Print

Print


In a message dated Tue, 8 Jan 2002 10:39:33 AM Eastern Standard Time, "Jose Pereira" <[log in to unmask]> writes:

> 
> In no way did I intend to hurt your feelings or speak on behalf of other 
> listmembers.
> 
> You may understand that after reading your note about the enlightening and idea-provoking way of reading FQ in this particular way I was quite naturally expecting to find these provoked thoughts (traces of enlightment?)at the end of your own posting, but failed in doing so.
> 
> It's my own point to which I still adhere (not imposing it on anyone on this list, however), that quoting poetry without a commentary may not be quite as 
useful, or thought-provoking, or enlightening, as it would have been if the commentary is attempted in the first place. As simple as that.
> 
> Sorry again if I have involuntarily caused a misunderstanding.
> 
> Cheers
> 
> J.
> 
> PS. For a change, could I suggest that we read EC with "In my end is my 
> beginning" as an opening line? And proceed this way to the very beginning 
> where it (the beginnig) actually proves to be "The end"?
> I found EC laid out in this particular way very thought-provoking lately:-))
> 
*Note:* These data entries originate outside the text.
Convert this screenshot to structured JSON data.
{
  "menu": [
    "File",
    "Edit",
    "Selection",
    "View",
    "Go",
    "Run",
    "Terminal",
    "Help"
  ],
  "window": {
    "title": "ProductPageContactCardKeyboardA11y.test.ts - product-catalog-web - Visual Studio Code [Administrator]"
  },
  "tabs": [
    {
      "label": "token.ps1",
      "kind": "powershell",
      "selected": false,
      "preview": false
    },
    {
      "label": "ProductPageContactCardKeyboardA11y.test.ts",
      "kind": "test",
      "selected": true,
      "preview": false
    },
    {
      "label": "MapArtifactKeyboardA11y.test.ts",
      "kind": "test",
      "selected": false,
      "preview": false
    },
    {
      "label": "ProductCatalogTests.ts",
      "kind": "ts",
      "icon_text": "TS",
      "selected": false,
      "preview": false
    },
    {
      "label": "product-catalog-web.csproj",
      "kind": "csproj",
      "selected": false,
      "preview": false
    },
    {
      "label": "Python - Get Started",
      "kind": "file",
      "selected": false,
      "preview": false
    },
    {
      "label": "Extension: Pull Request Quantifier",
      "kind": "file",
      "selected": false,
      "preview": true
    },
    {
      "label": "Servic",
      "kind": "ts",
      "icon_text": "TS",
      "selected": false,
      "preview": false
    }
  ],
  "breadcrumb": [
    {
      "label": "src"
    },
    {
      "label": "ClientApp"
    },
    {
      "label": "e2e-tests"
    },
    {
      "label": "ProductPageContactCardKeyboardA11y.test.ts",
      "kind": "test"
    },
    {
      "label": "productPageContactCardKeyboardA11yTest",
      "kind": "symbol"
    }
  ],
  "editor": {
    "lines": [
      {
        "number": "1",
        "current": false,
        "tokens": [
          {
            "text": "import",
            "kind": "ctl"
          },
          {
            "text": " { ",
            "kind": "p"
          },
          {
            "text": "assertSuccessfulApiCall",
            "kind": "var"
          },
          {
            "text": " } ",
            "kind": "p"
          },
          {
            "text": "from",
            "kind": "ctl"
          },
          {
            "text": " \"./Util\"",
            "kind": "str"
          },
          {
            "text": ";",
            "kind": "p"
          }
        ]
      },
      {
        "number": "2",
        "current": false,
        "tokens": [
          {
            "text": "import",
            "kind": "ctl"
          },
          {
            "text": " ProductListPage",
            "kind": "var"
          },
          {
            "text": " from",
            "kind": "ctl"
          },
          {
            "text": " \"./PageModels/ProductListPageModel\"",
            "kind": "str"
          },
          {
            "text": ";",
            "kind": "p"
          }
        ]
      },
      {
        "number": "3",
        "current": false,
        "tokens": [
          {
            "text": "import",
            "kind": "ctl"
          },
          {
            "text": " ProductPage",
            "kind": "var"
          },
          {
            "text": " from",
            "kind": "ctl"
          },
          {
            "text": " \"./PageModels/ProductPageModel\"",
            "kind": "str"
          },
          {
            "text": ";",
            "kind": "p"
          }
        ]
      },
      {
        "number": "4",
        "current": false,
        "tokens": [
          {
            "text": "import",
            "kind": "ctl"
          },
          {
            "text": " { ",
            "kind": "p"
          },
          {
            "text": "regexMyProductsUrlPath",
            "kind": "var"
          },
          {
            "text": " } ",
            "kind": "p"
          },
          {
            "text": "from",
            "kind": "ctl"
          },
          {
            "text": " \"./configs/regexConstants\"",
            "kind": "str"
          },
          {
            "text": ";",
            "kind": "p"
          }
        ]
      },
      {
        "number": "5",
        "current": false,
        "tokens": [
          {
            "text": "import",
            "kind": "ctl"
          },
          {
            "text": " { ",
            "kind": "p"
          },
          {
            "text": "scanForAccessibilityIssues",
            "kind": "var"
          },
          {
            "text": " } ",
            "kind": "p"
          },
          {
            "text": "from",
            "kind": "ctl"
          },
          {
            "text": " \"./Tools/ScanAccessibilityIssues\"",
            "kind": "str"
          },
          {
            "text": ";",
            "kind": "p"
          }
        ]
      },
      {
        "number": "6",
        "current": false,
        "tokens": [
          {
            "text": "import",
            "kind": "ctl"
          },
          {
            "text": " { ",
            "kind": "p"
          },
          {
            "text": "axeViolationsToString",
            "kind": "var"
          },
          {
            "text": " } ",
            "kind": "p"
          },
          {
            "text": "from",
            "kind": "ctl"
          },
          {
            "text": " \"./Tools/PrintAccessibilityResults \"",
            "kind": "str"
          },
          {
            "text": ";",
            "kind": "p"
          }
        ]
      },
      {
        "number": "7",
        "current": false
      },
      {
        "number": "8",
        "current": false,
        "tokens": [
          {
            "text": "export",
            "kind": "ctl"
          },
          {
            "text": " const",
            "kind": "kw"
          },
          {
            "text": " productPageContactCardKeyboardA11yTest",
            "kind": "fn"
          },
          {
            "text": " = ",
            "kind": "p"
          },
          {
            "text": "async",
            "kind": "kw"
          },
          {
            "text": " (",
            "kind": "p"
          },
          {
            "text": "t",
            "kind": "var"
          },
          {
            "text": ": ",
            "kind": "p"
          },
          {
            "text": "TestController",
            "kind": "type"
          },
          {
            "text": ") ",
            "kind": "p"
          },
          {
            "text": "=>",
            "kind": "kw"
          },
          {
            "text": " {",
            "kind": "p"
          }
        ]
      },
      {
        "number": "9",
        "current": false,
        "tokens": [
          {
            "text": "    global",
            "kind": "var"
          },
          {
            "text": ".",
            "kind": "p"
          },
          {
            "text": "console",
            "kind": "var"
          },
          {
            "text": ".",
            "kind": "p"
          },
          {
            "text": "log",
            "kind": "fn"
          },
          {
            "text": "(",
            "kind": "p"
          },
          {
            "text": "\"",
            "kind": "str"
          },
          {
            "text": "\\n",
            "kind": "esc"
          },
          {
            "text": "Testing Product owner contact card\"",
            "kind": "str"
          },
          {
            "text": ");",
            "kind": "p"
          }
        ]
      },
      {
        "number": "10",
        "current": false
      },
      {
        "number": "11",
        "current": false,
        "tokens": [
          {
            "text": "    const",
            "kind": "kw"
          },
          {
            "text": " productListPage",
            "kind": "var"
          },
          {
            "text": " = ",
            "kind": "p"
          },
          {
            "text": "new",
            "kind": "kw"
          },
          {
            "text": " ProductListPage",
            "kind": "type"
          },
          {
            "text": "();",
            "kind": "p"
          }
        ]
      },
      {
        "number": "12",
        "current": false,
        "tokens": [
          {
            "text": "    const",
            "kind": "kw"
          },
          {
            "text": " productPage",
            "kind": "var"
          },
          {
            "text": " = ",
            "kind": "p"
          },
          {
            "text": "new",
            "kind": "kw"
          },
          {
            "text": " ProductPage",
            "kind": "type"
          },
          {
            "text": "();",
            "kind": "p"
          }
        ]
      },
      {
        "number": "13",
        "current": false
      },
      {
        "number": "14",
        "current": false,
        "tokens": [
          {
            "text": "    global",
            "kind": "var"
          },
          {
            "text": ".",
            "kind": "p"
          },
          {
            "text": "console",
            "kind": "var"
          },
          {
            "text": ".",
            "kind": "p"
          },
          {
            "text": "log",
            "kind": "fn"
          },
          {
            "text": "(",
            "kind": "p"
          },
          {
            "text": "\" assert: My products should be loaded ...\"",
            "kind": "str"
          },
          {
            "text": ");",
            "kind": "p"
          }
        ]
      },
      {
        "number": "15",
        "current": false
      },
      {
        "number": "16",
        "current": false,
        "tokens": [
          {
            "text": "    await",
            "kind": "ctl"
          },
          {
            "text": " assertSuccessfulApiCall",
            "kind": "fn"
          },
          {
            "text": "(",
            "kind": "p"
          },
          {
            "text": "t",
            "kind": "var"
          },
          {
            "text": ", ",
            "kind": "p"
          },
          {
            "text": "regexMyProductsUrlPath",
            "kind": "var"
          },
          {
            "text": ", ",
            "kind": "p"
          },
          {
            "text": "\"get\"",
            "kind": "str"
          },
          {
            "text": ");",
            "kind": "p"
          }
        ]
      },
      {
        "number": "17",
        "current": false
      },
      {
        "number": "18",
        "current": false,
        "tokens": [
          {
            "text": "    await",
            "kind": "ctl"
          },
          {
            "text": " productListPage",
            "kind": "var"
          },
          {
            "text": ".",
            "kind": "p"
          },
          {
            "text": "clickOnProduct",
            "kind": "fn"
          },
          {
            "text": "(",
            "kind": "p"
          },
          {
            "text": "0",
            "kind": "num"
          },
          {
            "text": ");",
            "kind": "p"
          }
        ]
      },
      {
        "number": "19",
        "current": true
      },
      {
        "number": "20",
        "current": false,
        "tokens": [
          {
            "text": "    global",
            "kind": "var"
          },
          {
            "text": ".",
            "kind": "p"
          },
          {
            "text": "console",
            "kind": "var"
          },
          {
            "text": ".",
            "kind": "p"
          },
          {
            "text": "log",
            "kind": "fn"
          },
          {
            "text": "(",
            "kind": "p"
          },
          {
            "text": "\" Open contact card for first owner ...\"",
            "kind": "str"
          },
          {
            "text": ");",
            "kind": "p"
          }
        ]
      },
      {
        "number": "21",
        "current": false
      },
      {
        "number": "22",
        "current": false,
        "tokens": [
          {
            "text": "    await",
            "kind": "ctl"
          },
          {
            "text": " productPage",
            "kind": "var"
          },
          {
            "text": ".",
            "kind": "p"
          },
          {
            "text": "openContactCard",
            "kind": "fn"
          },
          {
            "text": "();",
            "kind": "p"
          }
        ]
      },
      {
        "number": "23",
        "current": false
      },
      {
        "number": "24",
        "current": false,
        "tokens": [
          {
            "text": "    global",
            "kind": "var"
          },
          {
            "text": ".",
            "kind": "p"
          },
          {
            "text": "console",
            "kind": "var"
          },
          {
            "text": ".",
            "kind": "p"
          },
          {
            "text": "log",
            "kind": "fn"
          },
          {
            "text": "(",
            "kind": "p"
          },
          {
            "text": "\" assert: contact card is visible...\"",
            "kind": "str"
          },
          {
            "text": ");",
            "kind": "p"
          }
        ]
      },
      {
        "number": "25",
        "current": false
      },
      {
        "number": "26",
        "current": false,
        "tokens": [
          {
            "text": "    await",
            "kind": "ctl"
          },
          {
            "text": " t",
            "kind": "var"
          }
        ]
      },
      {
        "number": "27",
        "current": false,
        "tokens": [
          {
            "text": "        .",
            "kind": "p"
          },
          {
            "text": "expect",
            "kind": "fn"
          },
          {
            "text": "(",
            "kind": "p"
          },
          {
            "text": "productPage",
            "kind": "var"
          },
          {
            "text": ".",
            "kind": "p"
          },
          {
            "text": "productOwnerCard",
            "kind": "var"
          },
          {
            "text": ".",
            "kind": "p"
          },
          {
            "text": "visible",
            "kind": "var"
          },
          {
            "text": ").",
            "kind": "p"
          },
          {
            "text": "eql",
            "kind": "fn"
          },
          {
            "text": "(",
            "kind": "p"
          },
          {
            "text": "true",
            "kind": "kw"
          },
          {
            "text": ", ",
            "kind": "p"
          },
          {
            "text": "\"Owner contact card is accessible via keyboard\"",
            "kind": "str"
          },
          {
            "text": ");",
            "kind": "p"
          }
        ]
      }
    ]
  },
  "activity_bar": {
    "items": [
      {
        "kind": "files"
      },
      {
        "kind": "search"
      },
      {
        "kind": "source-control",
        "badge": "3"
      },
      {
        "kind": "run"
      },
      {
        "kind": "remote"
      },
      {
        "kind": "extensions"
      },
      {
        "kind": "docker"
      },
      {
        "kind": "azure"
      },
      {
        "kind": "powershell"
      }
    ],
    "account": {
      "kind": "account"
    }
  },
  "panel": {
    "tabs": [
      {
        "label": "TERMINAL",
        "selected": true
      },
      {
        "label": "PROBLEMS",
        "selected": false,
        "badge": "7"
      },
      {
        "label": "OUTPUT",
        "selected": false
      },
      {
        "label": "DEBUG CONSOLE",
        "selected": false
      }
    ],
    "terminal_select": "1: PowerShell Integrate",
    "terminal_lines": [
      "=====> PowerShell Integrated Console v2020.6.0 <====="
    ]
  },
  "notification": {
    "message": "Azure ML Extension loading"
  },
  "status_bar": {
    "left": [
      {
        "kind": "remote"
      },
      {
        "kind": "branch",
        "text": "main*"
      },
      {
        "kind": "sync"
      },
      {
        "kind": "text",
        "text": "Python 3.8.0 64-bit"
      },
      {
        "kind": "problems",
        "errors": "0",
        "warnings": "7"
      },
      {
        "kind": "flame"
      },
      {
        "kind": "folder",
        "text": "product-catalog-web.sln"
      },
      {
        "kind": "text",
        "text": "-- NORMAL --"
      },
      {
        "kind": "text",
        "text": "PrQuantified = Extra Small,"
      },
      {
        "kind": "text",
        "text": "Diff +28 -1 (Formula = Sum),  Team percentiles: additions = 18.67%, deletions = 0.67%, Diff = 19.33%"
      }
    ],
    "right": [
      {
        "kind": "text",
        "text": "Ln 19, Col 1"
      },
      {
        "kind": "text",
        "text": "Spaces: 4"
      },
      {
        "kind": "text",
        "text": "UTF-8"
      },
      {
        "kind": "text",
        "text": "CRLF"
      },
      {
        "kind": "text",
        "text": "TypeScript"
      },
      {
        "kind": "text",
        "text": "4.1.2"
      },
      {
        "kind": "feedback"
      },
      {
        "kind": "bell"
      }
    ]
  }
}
I've addressed your sound observation that commentary -- I would add, if it rises to a certain level -- is preferable to mere text.  However, the fact that I've not come up with commentary by this method for current distribution does not mean that the method is invalid.  The fault may be mine, or due to time constraints.

I take your point regarding non-sequential reading of a work.  Here, however, Eliot chose to regard, as a group, four separate poems, each with five numbered sections.  To those who have read the poems many times in sequence, and have an abiding interest in them, the idea of reading the sections in the way I've proposed is, I believe, rather different than reading any of them backwards.  I suspect, if we had a prolonged discussion on the subject, you would agree.

In any case, apologies over such things are really not necessary -- though, as they say, it never hurts to say you're sorry, even if you don't mean it.  I'm not terribly thin-skinned, and was more intersted in defending my proposed method of reading than in responding to any personal attack. 

Ideally, I'll be able to demonstrate the worth of my proposal by finding something terribly profound to say after employing it.  If not, and more likely, someone else may.  If neither, I still say, no harm done.

Tom K